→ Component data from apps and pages
────────────────────────────────────────

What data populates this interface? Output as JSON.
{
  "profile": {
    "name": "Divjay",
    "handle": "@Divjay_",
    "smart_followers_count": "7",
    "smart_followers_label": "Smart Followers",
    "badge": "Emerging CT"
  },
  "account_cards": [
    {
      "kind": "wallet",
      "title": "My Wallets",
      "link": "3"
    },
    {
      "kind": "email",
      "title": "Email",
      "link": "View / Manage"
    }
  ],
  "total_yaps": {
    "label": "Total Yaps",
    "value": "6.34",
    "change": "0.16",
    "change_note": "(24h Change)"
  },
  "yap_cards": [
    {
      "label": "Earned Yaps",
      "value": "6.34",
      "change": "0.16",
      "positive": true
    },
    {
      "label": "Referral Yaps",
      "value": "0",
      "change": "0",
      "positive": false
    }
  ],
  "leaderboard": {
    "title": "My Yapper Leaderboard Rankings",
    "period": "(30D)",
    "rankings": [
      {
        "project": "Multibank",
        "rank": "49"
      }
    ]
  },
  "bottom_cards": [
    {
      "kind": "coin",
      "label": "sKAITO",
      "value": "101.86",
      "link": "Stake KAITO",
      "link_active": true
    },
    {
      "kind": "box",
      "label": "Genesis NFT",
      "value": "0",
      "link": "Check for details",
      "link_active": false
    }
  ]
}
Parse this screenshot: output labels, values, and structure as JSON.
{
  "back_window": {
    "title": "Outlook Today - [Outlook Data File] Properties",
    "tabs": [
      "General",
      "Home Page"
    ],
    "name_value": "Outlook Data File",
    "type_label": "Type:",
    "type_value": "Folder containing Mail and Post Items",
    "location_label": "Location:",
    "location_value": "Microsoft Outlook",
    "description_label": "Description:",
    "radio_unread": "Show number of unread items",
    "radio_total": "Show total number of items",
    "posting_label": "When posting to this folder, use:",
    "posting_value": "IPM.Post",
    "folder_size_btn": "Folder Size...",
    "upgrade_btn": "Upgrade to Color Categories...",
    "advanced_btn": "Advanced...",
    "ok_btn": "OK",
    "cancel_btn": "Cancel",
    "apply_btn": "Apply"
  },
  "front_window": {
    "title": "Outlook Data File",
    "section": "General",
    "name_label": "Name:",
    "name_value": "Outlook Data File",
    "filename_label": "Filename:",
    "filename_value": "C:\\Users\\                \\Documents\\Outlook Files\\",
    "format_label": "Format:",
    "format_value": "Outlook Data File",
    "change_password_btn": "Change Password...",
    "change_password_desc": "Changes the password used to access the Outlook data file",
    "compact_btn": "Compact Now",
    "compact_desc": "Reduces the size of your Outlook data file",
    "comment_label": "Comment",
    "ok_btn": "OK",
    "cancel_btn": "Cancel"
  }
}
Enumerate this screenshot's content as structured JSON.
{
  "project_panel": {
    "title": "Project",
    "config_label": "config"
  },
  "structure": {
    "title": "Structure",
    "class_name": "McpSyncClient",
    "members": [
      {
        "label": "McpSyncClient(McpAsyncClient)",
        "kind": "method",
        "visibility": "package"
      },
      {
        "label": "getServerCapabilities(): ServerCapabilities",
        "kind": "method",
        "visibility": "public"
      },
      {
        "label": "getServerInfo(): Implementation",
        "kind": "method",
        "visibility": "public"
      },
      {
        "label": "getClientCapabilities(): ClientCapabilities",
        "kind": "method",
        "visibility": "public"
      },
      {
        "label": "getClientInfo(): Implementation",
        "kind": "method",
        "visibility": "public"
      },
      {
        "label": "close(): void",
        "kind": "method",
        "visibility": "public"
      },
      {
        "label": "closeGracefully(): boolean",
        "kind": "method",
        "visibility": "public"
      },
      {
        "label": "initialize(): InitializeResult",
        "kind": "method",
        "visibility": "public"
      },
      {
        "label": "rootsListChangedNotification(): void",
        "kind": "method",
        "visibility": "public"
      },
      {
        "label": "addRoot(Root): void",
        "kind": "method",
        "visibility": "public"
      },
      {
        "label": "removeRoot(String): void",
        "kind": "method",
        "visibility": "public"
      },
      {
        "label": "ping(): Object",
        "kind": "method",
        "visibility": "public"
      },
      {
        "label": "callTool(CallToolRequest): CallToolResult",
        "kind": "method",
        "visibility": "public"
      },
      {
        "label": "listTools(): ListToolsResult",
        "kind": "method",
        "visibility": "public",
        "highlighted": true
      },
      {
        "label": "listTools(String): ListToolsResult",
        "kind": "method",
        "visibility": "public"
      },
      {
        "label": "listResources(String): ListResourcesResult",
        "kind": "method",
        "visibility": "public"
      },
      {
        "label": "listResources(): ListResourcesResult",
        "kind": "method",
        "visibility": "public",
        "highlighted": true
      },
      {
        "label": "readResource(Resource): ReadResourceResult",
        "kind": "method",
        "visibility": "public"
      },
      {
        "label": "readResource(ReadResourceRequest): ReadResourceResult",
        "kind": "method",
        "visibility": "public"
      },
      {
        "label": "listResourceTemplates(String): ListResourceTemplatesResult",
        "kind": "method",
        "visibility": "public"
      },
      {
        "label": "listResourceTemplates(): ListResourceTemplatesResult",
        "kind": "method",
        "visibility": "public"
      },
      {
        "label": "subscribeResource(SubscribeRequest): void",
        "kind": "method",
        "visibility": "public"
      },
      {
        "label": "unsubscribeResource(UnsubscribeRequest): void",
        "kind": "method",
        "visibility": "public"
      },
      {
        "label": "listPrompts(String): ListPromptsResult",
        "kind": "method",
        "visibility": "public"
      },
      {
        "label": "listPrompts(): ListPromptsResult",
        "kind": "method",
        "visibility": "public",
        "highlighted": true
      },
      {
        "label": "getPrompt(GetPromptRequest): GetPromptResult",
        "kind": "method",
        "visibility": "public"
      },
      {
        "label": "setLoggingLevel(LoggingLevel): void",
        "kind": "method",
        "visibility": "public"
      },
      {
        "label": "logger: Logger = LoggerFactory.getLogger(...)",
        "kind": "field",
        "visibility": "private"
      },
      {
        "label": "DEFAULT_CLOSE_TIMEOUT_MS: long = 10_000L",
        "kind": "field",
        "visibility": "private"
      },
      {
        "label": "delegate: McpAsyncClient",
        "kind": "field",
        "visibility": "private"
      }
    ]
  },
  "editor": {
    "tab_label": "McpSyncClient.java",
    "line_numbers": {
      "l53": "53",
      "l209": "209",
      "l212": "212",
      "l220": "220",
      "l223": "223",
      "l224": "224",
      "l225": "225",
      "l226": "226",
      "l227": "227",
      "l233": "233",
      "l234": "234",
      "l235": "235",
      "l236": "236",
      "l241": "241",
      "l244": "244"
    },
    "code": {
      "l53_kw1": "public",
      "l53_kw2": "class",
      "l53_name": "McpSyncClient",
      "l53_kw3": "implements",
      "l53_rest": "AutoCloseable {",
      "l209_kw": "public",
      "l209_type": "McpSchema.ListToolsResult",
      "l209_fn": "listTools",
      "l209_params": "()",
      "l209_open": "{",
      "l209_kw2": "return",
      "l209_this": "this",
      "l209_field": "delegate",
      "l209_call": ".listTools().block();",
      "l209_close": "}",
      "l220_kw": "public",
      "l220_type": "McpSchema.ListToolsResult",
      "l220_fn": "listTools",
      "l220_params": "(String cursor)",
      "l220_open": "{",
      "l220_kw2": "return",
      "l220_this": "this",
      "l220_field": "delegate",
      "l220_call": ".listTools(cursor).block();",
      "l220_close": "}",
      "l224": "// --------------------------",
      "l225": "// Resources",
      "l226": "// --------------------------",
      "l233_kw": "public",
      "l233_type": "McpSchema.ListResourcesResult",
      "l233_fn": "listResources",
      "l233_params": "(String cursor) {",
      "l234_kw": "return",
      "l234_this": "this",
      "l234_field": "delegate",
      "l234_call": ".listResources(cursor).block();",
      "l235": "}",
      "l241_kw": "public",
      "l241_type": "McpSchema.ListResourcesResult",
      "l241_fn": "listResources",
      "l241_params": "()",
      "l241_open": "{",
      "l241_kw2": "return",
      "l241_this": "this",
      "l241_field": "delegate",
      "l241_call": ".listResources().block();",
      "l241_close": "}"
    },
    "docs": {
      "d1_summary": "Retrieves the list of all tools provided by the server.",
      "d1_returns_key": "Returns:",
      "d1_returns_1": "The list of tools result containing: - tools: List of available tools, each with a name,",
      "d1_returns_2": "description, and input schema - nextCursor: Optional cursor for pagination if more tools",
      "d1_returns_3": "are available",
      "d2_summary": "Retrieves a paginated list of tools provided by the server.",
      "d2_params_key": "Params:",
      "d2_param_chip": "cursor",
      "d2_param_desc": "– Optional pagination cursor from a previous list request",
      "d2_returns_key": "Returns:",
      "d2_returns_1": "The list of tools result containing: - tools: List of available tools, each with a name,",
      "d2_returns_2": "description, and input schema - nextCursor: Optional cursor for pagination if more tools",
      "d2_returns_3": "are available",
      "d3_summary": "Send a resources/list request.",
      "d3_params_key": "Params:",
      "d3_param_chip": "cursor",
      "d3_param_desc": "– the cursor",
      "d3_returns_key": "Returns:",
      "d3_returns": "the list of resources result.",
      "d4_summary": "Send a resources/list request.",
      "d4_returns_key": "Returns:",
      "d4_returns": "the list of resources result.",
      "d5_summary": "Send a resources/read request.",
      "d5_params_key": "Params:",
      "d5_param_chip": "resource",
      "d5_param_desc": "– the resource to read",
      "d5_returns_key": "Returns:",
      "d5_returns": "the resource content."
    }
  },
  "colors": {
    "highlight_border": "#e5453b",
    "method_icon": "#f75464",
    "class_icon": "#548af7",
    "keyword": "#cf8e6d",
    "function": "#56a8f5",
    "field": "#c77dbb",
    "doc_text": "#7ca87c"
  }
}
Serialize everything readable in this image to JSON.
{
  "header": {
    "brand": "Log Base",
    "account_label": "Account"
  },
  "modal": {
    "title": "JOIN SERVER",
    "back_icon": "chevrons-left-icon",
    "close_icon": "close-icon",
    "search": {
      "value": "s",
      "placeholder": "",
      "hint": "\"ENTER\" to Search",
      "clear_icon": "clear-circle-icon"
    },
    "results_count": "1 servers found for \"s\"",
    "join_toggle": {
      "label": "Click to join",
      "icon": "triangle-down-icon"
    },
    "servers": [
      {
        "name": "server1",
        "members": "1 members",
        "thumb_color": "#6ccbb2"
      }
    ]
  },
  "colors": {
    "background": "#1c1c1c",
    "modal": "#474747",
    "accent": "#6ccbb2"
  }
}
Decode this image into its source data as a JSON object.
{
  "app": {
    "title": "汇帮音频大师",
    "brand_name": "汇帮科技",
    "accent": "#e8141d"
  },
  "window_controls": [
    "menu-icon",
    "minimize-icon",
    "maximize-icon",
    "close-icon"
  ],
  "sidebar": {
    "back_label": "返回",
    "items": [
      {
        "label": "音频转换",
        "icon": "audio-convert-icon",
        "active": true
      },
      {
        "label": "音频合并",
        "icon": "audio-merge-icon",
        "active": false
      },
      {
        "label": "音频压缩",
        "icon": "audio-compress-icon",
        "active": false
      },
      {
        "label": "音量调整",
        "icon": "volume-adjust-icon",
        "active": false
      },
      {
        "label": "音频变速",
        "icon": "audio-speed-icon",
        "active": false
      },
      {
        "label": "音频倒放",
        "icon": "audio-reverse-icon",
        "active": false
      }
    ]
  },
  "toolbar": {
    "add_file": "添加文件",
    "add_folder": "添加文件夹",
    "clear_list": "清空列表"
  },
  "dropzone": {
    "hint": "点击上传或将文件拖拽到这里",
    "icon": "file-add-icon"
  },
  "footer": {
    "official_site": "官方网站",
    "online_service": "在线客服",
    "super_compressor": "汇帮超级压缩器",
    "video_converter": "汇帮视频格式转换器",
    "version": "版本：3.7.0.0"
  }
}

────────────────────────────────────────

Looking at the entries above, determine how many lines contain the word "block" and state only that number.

→ Exercise response
4